::: EXTRACTED ENTRIES :::

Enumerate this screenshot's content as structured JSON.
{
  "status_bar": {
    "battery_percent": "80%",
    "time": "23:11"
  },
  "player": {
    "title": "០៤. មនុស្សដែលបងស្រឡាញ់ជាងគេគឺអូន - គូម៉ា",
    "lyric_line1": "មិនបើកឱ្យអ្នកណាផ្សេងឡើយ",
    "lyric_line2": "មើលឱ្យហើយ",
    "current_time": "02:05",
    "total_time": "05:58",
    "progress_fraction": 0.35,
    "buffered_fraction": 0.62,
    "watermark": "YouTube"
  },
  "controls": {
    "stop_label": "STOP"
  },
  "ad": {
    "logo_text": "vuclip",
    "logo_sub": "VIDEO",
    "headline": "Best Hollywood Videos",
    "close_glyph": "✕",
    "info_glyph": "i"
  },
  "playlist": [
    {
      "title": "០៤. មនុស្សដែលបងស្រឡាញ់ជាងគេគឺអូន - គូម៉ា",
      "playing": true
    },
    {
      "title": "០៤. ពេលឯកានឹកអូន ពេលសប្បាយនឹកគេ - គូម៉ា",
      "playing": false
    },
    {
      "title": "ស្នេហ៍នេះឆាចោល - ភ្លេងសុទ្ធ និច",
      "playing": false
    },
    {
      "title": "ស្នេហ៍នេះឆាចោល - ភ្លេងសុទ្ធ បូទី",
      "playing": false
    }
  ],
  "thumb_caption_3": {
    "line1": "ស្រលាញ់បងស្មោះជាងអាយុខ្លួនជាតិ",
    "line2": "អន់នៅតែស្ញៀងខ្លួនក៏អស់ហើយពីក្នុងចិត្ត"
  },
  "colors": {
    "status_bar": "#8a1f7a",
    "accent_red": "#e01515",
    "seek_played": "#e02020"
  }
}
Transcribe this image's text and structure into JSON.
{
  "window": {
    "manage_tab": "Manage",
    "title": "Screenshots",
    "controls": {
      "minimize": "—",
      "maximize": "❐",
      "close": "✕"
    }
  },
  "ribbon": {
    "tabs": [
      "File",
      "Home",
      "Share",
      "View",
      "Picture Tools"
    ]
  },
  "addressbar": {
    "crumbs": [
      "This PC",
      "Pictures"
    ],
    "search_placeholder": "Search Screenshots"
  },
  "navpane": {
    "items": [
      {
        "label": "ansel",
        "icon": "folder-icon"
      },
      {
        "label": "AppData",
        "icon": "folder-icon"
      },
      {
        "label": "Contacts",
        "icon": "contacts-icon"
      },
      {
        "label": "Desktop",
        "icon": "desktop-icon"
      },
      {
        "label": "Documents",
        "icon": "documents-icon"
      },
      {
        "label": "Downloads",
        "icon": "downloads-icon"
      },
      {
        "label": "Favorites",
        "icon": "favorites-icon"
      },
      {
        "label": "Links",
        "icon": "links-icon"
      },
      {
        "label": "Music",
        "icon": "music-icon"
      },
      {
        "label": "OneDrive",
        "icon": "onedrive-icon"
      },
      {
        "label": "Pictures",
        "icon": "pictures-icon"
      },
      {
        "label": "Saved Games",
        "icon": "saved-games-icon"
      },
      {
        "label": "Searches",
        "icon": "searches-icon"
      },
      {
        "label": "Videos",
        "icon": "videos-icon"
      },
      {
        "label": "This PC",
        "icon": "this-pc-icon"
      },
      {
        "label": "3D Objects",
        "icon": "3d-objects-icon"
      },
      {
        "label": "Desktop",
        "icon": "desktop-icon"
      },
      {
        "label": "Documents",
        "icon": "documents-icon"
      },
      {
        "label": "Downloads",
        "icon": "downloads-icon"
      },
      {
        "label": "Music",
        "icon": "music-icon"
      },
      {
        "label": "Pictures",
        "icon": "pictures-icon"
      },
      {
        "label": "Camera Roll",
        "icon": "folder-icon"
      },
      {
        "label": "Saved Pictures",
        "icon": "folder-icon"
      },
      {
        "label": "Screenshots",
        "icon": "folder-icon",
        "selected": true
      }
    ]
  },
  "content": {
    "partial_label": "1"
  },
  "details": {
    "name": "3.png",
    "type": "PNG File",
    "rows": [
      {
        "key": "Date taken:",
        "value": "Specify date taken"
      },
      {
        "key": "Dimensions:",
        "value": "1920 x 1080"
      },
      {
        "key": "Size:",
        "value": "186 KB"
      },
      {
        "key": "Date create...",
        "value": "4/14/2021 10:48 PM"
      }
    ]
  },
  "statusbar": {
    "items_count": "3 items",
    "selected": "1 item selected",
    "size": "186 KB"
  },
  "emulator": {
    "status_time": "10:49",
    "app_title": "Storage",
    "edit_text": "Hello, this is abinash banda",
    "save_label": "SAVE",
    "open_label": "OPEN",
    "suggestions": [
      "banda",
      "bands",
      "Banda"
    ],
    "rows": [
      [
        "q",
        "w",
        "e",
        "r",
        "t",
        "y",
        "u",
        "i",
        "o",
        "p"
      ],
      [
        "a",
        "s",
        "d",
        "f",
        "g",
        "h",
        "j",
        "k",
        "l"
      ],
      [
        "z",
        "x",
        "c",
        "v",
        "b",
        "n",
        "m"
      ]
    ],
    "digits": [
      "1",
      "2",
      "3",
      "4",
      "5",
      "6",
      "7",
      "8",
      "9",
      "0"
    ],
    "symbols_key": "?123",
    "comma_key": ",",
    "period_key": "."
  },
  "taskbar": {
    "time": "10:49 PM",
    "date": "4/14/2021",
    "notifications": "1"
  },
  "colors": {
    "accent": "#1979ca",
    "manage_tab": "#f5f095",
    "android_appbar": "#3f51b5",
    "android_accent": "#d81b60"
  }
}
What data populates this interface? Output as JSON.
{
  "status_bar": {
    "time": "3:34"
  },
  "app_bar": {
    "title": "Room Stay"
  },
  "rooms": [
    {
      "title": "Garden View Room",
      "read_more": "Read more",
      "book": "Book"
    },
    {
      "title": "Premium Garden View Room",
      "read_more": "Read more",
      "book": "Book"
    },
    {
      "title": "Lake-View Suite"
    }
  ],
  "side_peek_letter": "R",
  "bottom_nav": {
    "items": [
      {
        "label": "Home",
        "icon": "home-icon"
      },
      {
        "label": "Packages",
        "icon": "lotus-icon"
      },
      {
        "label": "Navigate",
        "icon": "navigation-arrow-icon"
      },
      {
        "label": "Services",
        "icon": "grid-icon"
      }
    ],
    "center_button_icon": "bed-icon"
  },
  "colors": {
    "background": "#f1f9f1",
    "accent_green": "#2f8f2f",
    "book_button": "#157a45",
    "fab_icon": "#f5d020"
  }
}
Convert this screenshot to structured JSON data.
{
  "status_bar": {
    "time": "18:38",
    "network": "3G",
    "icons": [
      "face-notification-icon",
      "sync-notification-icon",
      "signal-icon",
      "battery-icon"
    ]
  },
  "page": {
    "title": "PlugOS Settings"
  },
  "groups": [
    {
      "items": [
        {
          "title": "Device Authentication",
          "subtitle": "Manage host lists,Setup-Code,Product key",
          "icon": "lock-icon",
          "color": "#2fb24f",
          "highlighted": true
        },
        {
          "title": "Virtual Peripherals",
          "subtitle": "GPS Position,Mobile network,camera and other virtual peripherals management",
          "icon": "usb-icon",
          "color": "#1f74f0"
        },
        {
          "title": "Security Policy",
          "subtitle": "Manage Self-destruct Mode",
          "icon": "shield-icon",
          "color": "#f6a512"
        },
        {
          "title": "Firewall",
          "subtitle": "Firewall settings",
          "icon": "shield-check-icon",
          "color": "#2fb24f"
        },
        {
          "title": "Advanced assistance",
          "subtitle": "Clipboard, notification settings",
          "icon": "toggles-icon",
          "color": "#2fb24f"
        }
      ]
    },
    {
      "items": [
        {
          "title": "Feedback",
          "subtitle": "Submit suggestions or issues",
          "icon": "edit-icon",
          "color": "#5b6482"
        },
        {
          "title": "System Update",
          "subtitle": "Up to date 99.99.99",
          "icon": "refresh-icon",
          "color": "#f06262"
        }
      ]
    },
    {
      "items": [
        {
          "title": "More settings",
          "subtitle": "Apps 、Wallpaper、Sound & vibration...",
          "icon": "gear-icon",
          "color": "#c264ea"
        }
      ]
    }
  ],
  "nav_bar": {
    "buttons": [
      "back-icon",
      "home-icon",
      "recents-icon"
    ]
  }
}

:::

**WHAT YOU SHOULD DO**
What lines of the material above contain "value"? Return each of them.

**RESPONSE**
        "value": "Specify date taken"
        "value": "1920 x 1080"
        "value": "186 KB"
        "value": "4/14/2021 10:48 PM"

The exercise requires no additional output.